### What is being asked
Each line below that contains "text" should be counted. Give only the total.

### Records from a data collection

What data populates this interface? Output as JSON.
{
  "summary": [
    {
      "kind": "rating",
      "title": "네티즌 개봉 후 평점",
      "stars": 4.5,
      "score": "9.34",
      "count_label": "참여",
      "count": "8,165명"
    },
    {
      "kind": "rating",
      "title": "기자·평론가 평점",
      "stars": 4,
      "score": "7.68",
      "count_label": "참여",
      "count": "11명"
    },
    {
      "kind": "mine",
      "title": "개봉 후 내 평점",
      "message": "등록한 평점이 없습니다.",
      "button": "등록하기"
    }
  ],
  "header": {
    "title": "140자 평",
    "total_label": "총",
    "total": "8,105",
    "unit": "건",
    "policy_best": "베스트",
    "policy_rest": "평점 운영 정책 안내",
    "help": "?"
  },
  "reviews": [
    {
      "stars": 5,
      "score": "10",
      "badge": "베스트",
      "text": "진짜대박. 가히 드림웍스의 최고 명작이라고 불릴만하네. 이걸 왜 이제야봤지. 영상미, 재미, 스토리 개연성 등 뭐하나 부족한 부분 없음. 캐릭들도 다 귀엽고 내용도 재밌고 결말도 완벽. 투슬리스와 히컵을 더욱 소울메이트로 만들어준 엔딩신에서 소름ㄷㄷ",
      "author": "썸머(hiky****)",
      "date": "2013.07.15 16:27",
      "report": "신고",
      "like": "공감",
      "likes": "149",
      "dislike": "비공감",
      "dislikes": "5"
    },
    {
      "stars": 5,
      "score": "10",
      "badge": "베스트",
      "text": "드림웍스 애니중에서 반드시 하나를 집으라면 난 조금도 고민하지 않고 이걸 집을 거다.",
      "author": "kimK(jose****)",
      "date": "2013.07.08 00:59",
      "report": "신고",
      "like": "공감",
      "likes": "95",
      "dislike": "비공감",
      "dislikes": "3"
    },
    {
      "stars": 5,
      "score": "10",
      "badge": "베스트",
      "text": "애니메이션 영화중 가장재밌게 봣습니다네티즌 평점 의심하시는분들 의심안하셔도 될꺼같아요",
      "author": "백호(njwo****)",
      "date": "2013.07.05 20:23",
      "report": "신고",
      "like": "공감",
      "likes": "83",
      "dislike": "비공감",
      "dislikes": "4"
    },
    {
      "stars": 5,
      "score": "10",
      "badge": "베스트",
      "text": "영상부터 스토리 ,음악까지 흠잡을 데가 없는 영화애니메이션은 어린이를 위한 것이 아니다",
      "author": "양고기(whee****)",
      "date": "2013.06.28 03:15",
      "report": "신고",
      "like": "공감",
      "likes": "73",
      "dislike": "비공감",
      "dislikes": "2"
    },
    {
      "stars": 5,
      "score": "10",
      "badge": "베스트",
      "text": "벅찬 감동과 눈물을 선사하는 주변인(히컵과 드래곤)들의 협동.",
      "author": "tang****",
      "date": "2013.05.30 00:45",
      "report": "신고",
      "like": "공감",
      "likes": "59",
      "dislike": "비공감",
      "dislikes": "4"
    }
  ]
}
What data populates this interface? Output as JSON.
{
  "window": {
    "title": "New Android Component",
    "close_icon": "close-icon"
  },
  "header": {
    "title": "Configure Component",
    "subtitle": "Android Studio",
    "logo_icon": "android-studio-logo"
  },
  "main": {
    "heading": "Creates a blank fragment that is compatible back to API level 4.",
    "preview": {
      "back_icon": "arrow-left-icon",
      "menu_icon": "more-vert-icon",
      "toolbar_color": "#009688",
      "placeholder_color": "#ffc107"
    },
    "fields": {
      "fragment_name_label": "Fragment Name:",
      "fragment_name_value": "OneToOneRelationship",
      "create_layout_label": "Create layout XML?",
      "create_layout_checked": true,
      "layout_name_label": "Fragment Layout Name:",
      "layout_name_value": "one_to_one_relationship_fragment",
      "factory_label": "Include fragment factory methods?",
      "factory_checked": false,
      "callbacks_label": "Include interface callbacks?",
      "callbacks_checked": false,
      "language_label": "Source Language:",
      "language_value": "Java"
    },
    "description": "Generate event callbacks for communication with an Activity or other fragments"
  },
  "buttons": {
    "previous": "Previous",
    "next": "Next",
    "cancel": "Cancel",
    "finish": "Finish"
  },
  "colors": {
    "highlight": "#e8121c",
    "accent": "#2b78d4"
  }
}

### Result of the task
5